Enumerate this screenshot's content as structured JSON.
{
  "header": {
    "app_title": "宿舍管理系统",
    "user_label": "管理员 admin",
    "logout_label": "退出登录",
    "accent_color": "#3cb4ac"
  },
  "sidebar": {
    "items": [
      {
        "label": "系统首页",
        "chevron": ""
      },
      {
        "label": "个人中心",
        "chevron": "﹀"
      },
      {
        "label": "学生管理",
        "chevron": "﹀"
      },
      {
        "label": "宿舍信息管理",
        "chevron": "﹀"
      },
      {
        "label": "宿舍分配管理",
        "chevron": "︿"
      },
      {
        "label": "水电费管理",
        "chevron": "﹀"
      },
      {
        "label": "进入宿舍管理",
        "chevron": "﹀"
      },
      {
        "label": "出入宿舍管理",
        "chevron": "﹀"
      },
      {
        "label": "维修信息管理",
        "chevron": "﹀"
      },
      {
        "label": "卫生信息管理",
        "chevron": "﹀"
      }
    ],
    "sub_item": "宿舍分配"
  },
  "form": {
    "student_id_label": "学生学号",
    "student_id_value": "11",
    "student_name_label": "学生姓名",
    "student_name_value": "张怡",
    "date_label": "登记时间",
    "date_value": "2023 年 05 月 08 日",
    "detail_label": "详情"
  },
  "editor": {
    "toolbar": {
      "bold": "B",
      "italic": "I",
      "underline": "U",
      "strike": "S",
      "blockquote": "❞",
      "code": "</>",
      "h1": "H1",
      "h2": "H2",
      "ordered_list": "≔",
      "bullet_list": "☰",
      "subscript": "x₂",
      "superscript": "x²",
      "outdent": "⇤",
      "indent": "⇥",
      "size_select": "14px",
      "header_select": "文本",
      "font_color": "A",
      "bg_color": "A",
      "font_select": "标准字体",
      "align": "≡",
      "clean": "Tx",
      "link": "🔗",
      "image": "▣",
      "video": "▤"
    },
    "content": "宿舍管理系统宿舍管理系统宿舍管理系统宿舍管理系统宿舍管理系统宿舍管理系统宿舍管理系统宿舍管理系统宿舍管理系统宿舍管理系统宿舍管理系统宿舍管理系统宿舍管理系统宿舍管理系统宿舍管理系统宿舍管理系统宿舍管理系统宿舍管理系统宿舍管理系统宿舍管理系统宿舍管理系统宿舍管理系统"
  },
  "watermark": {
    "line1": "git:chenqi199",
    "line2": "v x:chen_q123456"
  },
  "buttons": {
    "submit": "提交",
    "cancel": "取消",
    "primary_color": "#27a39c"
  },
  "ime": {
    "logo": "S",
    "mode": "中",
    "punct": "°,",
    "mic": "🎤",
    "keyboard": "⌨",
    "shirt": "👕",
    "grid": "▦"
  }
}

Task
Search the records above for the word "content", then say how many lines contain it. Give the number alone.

Solution below
2